April 20, 2017
A core responsibility of the IMF is to oversee the international monetary system and monitor the economic and financial policies of its 189 member countries, an activity known as surveillance. As part of this process, which takes place at the global, regional, and country levels, the IMF identifies potential risks to stability and recommends appropriate policy adjustments needed to sustain economic growth and promote financial and economic stability.
Why is IMF monitoring important?
Vigilant monitoring by the IMF is essential to identifying stability and growth risks that may require remedial policy adjustments. Moreover, international cooperation on these efforts is critical in today’s globally integrated economy, in which the problems or policies of one country can affect many others. IMF membership, which includes all but a handful of the world’s nations, can facilitate this cooperation. IMF monitoring includes both bilateral surveillance, focused on individual member countries, and multilateral surveillance, or oversight of the global economy.
Consulting with member states

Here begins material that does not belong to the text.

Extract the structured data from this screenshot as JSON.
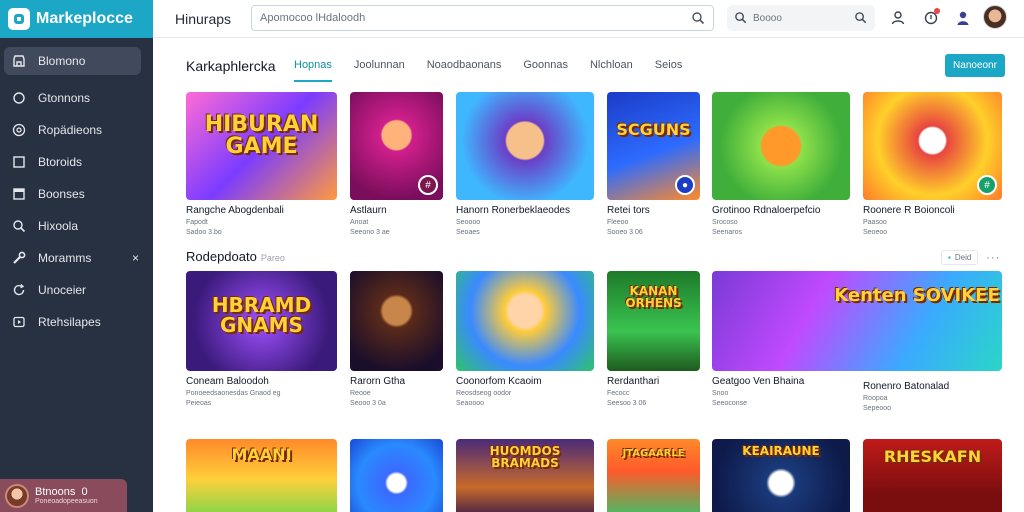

IMF monitoring typically involves annual visits to member countries. During these visits IMF staff engage government and central bank officials in discussions about risks to domestic and global stability. These discussions focus on exchange rate, monetary, fiscal, and regulatory policies, in addition to macro-critical structural reforms. IMF staff also attempt to meet with other stakeholders, including members of the legislature and representatives from the business community, labor unions, and civil society, among other groups. Comprehensive discussions with a broad array of groups leads to better evaluations of each country’s economic policies and outlook.

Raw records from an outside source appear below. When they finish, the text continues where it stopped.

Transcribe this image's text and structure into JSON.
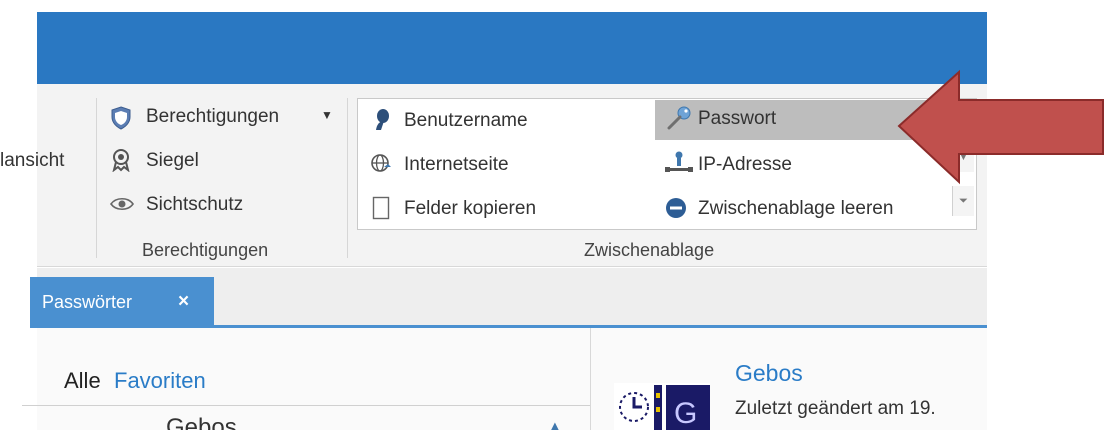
{
  "ribbon": {
    "ansicht_label": "lansicht",
    "berechtigungen_group": {
      "dropdown_label": "Berechtigungen",
      "siegel_label": "Siegel",
      "sichtschutz_label": "Sichtschutz",
      "group_label": "Berechtigungen"
    },
    "zwischenablage_group": {
      "benutzername_label": "Benutzername",
      "passwort_label": "Passwort",
      "internetseite_label": "Internetseite",
      "ip_adresse_label": "IP-Adresse",
      "felder_kopieren_label": "Felder kopieren",
      "zwischenablage_leeren_label": "Zwischenablage leeren",
      "group_label": "Zwischenablage"
    }
  },
  "tabs": [
    {
      "label": "Passwörter",
      "close": "×"
    }
  ],
  "left_pane": {
    "alle_label": "Alle",
    "favoriten_label": "Favoriten",
    "partial_item": "Gebos"
  },
  "detail": {
    "title": "Gebos",
    "subtitle": "Zuletzt geändert am 19."
  },
  "colors": {
    "titlebar": "#2a78c2",
    "tab": "#4a90d0",
    "accent_link": "#2a7cc7",
    "arrow_fill": "#c0504d",
    "arrow_stroke": "#8b2b2a"
  }
}
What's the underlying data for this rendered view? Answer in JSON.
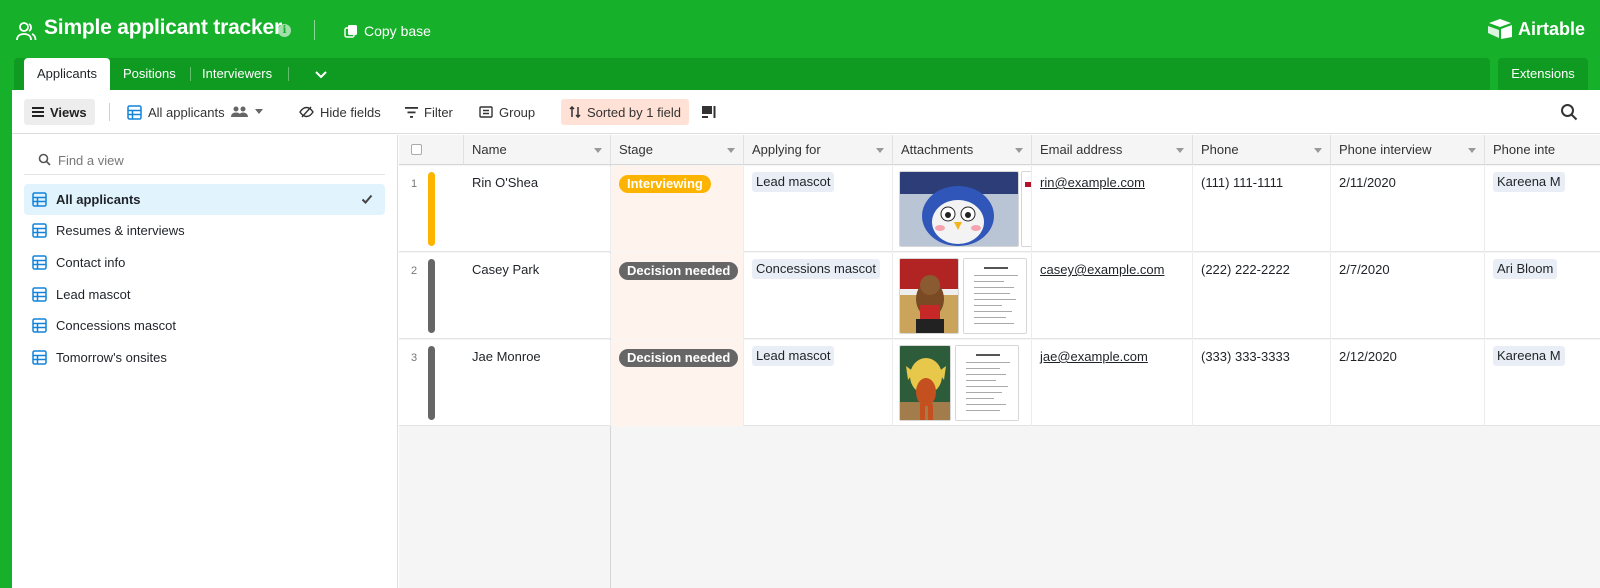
{
  "header": {
    "base_title": "Simple applicant tracker",
    "copy_base_label": "Copy base",
    "brand_name": "Airtable",
    "accent_color": "#17b02b"
  },
  "tabs": [
    {
      "label": "Applicants",
      "active": true
    },
    {
      "label": "Positions",
      "active": false
    },
    {
      "label": "Interviewers",
      "active": false
    }
  ],
  "extensions_label": "Extensions",
  "toolbar": {
    "views_label": "Views",
    "current_view": "All applicants",
    "hide_fields": "Hide fields",
    "filter": "Filter",
    "group": "Group",
    "sorted": "Sorted by 1 field"
  },
  "sidebar": {
    "find_placeholder": "Find a view",
    "views": [
      {
        "label": "All applicants",
        "active": true
      },
      {
        "label": "Resumes & interviews",
        "active": false
      },
      {
        "label": "Contact info",
        "active": false
      },
      {
        "label": "Lead mascot",
        "active": false
      },
      {
        "label": "Concessions mascot",
        "active": false
      },
      {
        "label": "Tomorrow's onsites",
        "active": false
      }
    ]
  },
  "table": {
    "columns": [
      "Name",
      "Stage",
      "Applying for",
      "Attachments",
      "Email address",
      "Phone",
      "Phone interview",
      "Phone inte"
    ],
    "rows": [
      {
        "num": "1",
        "name": "Rin O'Shea",
        "stage": "Interviewing",
        "stage_color": "#fcb400",
        "applying_for": "Lead mascot",
        "email": "rin@example.com",
        "phone": "(111) 111-1111",
        "phone_interview": "2/11/2020",
        "interviewer": "Kareena M"
      },
      {
        "num": "2",
        "name": "Casey Park",
        "stage": "Decision needed",
        "stage_color": "#666666",
        "applying_for": "Concessions mascot",
        "email": "casey@example.com",
        "phone": "(222) 222-2222",
        "phone_interview": "2/7/2020",
        "interviewer": "Ari Bloom"
      },
      {
        "num": "3",
        "name": "Jae Monroe",
        "stage": "Decision needed",
        "stage_color": "#666666",
        "applying_for": "Lead mascot",
        "email": "jae@example.com",
        "phone": "(333) 333-3333",
        "phone_interview": "2/12/2020",
        "interviewer": "Kareena M"
      }
    ]
  }
}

Upon completion of their evaluation IMF staff present a report to the Executive Board for discussion. The Board’s views on the report are then transmitted to the country’s authorities, concluding a process known as an Article IV consultation. In recent years, surveillance has become more transparent and most member countries now publish a press release summarizing the staff report and accompanying analysis, as well as the views of the Board.
The IMF also monitors regional and global economic trends and analyzes the impact that member country policies may have on neighboring countries and the global economy. It issues periodic reports on these trends and analysis. The World Economic Outlook provides detailed analysis of the global economy and its growth prospects, addressing issues such as the macroeconomic effects of global financial turmoil and the potential for global spillovers, especially those that may result from the economic, fiscal, and monetary policies of large, globally central economies such as the United States, China, and the euro area. The Global Financial Stability Report assesses global capital markets and financial imbalances and vulnerabilities that pose potential risks to financial stability. The Fiscal Monitor updates medium-term fiscal projections and assesses developments in public finances. The IMF also publishes Regional Economic Reports that provide detailed analysis of major regions of the world.

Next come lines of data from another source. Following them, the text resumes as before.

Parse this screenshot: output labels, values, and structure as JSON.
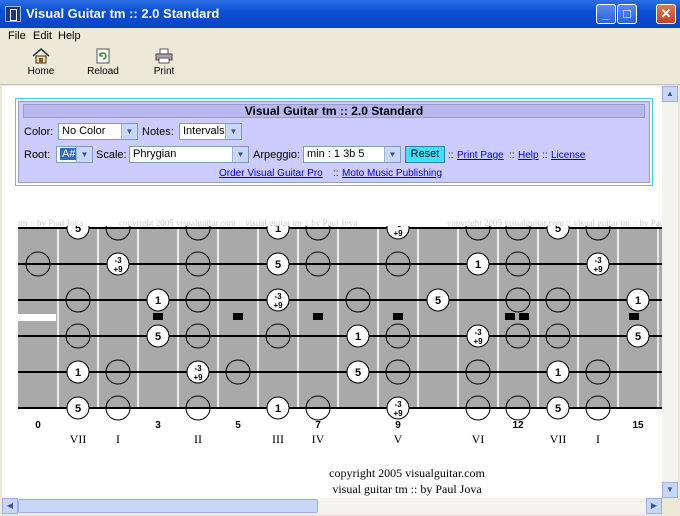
{
  "window": {
    "title": "Visual Guitar tm :: 2.0 Standard",
    "min": "_",
    "max": "□",
    "close": "✕"
  },
  "menu": [
    "File",
    "Edit",
    "Help"
  ],
  "toolbar": [
    {
      "label": "Home",
      "icon": "home-icon"
    },
    {
      "label": "Reload",
      "icon": "reload-icon"
    },
    {
      "label": "Print",
      "icon": "print-icon"
    }
  ],
  "panel": {
    "title": "Visual Guitar tm :: 2.0 Standard",
    "color_label": "Color:",
    "color_value": "No Color",
    "notes_label": "Notes:",
    "notes_value": "Intervals",
    "root_label": "Root:",
    "root_value": "A#",
    "scale_label": "Scale:",
    "scale_value": "Phrygian",
    "arpeggio_label": "Arpeggio:",
    "arpeggio_value": "min : 1 3b 5",
    "reset_label": "Reset",
    "sep": "::",
    "print_link": "Print Page",
    "help_link": "Help",
    "license_link": "License",
    "order_link": "Order Visual Guitar Pro",
    "moto_link": "Moto Music Publishing"
  },
  "watermark": "tm :: by Paul Jova                copyright 2005 visualguitar.com :: visual guitar tm :: by Paul Jova                                        copyright 2005 visualguitar.com :: visual guitar tm :: by Paul Jova",
  "fretboard": {
    "fret_numbers": [
      "0",
      "3",
      "5",
      "7",
      "9",
      "12",
      "15"
    ],
    "numerals": [
      "VII",
      "I",
      "II",
      "III",
      "IV",
      "V",
      "VI",
      "VII",
      "I"
    ],
    "notes": [
      [
        "5",
        "",
        "",
        "",
        "1",
        "",
        "-3\n+9",
        "",
        "",
        "5",
        ""
      ],
      [
        "",
        "-3\n+9",
        "",
        "",
        "5",
        "",
        "",
        "",
        "1",
        "",
        "-3\n+9"
      ],
      [
        "",
        "",
        "1",
        "",
        "-3\n+9",
        "",
        "",
        "5",
        "",
        "",
        "1"
      ],
      [
        "",
        "",
        "5",
        "",
        "",
        "1",
        "",
        "",
        "-3\n+9",
        "",
        "5"
      ],
      [
        "1",
        "",
        "",
        "-3\n+9",
        "",
        "5",
        "",
        "",
        "",
        "1",
        ""
      ],
      [
        "5",
        "",
        "",
        "",
        "1",
        "",
        "-3\n+9",
        "",
        "",
        "5",
        ""
      ]
    ]
  },
  "footer": {
    "line1": "copyright 2005 visualguitar.com",
    "line2": "visual guitar tm :: by Paul Jova"
  }
}
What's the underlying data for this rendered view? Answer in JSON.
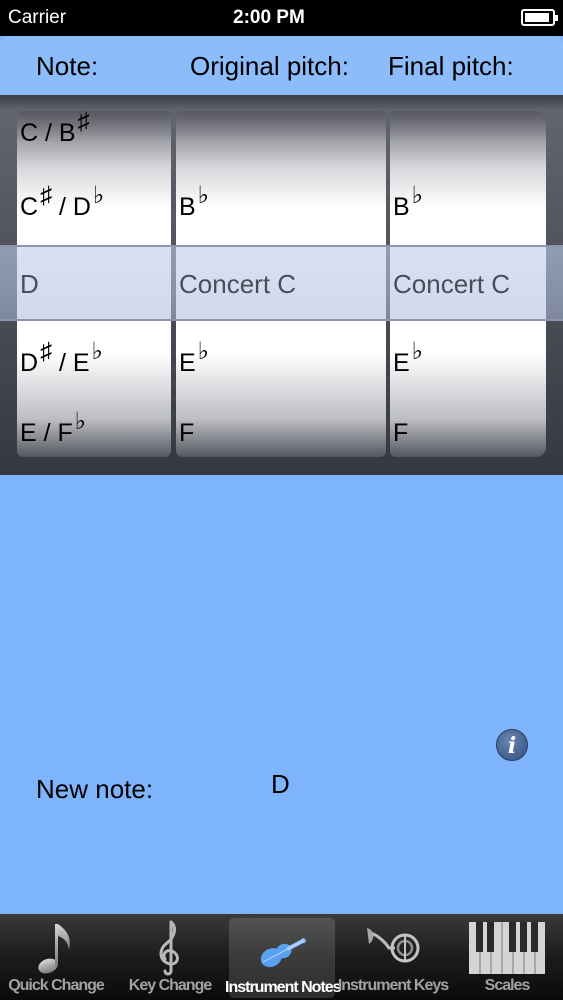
{
  "status_bar": {
    "carrier": "Carrier",
    "time": "2:00 PM"
  },
  "header": {
    "note_label": "Note:",
    "original_label": "Original pitch:",
    "final_label": "Final pitch:"
  },
  "picker": {
    "note_column": [
      {
        "text": "C / B",
        "accent": "♯"
      },
      {
        "text": "C",
        "mid": "♯",
        "text2": " / D",
        "accent": "♭"
      },
      {
        "text": "D"
      },
      {
        "text": "D",
        "mid": "♯",
        "text2": " / E",
        "accent": "♭"
      },
      {
        "text": "E / F",
        "accent": "♭"
      }
    ],
    "original_column": [
      {
        "text": ""
      },
      {
        "text": "B",
        "accent": "♭"
      },
      {
        "text": "Concert C"
      },
      {
        "text": "E",
        "accent": "♭"
      },
      {
        "text": "F"
      }
    ],
    "final_column": [
      {
        "text": ""
      },
      {
        "text": "B",
        "accent": "♭"
      },
      {
        "text": "Concert C"
      },
      {
        "text": "E",
        "accent": "♭"
      },
      {
        "text": "F"
      }
    ],
    "selected": {
      "note": "D",
      "original": "Concert C",
      "final": "Concert C"
    }
  },
  "main": {
    "info_icon": "i",
    "new_note_label": "New note:",
    "new_note_value": "D"
  },
  "tabbar": {
    "tabs": [
      {
        "label": "Quick Change",
        "icon": "eighth-note-icon",
        "active": false
      },
      {
        "label": "Key Change",
        "icon": "treble-clef-icon",
        "active": false
      },
      {
        "label": "Instrument Notes",
        "icon": "violin-icon",
        "active": true
      },
      {
        "label": "Instrument Keys",
        "icon": "french-horn-icon",
        "active": false
      },
      {
        "label": "Scales",
        "icon": "piano-keys-icon",
        "active": false
      }
    ]
  },
  "colors": {
    "background": "#7db4fb",
    "header": "#8cbdfa",
    "tabbar": "#1c1c1c",
    "active_icon": "#5aa0f0"
  }
}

The IMF cooperates closely with other groups, including the Group of Twenty industrialized and emerging market economies, and since 2009 has supported the G20’s efforts to sustain international economic cooperation through its mutual assessment process. The IMF analyzes member country policies to determine how consistent they are with the goal of sustained and balanced global growth. It also prepares External Sector Reports that examine the external positions of systemically large economies, begun on a pilot basis in 2012. And twice a year the IMF issues a Global Policy Agenda that pulls together the key findings and policy advice from multilateral reports and proposes a future agenda for the IMF and its members.
Improving IMF surveillance
The IMF reviews its surveillance and monitoring activities every three years. The 2011 Triennial Surveillance Review highlighted progress in addressing weaknesses in pre-crisis surveillance, yet it also found that significant gaps remained. In particular, IMF monitoring activities were found to be too fragmented, with risk assessments lacking depth and sufficient focus on interconnections and transmission of shocks. The review recommended improvements in six key areas: interconnectedness, risk assessments, external stability, financial stability, traction, and the legal framework.
As part of broader efforts to improve surveillance, in July 2012 the Executive Board adopted the Integrated Surveillance Decision, designed to strengthen the underlying legal framework for monitoring. In September 2012 the Board endorsed a Financial Surveillance Strategy that proposes concrete steps to further strengthen IMF monitoring activities. These actions help ensure that the IMF is in a better position to address spillovers from members’ policies on global stability; to monitor members’ external sectors in a more comprehensive manner; to better engage members in constructive dialogue; to more effectively safeguard the operation of the international monetary system; and to support global economic and financial stability.
The 2014 Triennial Surveillance Review builds on these reforms by identifying five operational priorities for strengthening surveillance:
Integrate and deepen risk and spillover analysis
Mainstream macro-financial surveillance
Pay more attention to structural policies, including labor market issues
Deliver more cohesive and expert policy advice
Develop a client-focused approach to surveillance with clear and candid communication.
The Managing Director’s Action Plan for Strengthening Surveillance outlines concrete measures needed to advance all of these priorities, and work is under way to strengthen each of them in consultation with the Executive Board. IMF staff will prepare an interim implementation assessment in 2017 to update the Board on progress.